(Entries from a dataset of interfaces)

--*--

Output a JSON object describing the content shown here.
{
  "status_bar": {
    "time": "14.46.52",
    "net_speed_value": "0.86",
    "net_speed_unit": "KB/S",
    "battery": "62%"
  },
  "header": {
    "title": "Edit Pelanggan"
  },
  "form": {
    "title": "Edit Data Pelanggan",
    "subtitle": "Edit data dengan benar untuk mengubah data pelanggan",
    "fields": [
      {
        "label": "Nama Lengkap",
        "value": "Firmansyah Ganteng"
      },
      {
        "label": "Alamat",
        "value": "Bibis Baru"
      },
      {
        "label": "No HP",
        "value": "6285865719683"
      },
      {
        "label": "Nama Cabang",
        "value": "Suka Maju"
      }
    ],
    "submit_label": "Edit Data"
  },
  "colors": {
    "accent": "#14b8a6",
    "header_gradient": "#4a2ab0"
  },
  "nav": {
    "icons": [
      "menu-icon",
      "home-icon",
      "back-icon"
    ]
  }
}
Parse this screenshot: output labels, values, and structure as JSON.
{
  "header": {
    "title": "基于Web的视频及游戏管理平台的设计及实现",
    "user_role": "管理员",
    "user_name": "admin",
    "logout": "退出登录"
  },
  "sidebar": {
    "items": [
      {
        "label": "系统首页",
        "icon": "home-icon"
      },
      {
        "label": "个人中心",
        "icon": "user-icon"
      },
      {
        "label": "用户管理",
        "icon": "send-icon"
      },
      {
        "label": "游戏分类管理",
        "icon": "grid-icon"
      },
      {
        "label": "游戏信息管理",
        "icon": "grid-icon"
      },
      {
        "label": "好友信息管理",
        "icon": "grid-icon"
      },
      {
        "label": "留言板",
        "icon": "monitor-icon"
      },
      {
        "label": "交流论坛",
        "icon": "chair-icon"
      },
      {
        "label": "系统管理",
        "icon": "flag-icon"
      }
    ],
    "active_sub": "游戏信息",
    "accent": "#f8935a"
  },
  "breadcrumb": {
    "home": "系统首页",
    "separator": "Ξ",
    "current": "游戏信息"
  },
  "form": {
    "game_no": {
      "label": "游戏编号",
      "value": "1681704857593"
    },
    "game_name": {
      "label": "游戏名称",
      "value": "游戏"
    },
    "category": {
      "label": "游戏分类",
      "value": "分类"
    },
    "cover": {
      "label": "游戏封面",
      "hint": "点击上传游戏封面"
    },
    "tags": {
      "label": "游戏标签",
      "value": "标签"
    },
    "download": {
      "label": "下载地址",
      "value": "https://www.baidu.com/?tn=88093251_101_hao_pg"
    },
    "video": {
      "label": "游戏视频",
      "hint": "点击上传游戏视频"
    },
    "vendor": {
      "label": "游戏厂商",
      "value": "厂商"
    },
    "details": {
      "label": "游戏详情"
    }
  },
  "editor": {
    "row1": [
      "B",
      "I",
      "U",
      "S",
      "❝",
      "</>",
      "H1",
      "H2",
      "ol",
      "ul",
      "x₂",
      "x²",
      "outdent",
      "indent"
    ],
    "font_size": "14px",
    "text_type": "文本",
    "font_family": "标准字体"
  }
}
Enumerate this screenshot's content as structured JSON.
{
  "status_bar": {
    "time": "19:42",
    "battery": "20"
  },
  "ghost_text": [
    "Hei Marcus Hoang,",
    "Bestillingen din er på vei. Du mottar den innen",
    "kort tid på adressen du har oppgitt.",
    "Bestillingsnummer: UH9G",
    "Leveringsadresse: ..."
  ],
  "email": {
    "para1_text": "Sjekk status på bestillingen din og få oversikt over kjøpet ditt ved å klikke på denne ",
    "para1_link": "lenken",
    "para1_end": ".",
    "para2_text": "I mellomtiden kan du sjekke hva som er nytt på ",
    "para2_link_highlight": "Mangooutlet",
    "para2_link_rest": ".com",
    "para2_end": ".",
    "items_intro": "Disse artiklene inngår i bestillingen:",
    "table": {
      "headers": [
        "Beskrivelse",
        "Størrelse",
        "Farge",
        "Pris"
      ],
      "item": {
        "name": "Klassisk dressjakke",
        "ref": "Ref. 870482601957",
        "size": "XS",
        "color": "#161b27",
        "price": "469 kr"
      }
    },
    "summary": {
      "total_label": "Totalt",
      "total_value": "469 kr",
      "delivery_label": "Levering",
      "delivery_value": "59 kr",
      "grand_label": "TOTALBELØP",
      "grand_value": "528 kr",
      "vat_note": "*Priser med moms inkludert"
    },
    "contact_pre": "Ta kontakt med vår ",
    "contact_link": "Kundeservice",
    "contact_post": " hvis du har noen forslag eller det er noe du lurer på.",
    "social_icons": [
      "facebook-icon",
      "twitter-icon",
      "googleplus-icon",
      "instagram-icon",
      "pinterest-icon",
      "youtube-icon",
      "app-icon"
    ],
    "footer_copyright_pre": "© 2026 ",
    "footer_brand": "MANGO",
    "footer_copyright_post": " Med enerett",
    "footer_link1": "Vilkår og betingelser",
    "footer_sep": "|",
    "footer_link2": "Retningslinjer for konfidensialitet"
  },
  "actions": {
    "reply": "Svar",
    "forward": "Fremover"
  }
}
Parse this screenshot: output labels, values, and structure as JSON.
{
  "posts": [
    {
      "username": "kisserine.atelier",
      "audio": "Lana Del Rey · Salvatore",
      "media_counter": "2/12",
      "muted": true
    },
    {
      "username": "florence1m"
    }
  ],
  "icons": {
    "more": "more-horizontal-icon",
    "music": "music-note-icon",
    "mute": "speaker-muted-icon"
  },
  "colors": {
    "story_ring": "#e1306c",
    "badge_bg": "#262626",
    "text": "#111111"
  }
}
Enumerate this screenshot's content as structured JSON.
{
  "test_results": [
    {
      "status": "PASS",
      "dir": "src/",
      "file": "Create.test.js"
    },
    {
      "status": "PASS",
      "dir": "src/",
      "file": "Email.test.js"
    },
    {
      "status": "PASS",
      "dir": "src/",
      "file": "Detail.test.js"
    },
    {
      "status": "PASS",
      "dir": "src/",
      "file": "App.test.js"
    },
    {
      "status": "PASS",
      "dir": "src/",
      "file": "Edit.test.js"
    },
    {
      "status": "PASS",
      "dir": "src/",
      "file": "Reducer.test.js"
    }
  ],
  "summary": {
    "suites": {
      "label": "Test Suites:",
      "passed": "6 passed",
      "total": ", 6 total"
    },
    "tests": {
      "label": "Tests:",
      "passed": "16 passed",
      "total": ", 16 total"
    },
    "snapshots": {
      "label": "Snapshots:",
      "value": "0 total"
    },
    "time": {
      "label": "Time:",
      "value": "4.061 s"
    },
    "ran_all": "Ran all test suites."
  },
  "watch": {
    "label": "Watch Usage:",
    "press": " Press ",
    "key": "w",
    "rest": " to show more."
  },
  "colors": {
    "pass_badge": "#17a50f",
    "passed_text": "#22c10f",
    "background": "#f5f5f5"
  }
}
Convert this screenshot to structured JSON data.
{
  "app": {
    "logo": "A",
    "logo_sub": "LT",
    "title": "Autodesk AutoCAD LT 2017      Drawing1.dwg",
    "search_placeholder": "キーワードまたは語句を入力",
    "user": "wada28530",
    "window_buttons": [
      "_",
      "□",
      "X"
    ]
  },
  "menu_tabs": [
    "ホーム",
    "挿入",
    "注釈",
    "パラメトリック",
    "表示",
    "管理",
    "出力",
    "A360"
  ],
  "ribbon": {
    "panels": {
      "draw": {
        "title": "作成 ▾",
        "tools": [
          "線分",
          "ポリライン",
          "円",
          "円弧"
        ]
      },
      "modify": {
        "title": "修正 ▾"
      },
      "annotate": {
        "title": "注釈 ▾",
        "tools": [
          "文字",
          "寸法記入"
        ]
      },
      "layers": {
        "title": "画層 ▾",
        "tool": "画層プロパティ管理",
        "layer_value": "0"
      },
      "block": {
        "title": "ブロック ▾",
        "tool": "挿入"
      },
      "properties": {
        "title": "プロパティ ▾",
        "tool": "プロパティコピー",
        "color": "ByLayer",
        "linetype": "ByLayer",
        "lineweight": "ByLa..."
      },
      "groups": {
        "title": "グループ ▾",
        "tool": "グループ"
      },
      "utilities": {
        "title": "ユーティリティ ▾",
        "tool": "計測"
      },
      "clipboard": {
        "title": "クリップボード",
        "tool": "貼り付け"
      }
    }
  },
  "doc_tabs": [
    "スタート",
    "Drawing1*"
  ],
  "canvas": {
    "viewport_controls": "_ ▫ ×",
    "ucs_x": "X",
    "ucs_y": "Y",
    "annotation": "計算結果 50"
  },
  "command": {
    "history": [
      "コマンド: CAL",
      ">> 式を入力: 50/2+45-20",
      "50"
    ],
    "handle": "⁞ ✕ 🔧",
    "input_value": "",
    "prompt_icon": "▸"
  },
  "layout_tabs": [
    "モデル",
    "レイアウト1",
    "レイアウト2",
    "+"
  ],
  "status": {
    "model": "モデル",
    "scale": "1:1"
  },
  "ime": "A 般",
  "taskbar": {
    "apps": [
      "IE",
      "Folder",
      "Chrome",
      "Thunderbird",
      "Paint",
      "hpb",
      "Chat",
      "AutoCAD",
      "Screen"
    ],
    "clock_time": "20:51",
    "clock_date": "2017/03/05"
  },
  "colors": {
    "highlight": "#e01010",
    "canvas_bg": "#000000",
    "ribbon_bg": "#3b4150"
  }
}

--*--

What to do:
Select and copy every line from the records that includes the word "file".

Response to this exercise:
      "file": "Create.test.js"
      "file": "Email.test.js"
      "file": "Detail.test.js"
      "file": "App.test.js"
      "file": "Edit.test.js"
      "file": "Reducer.test.js"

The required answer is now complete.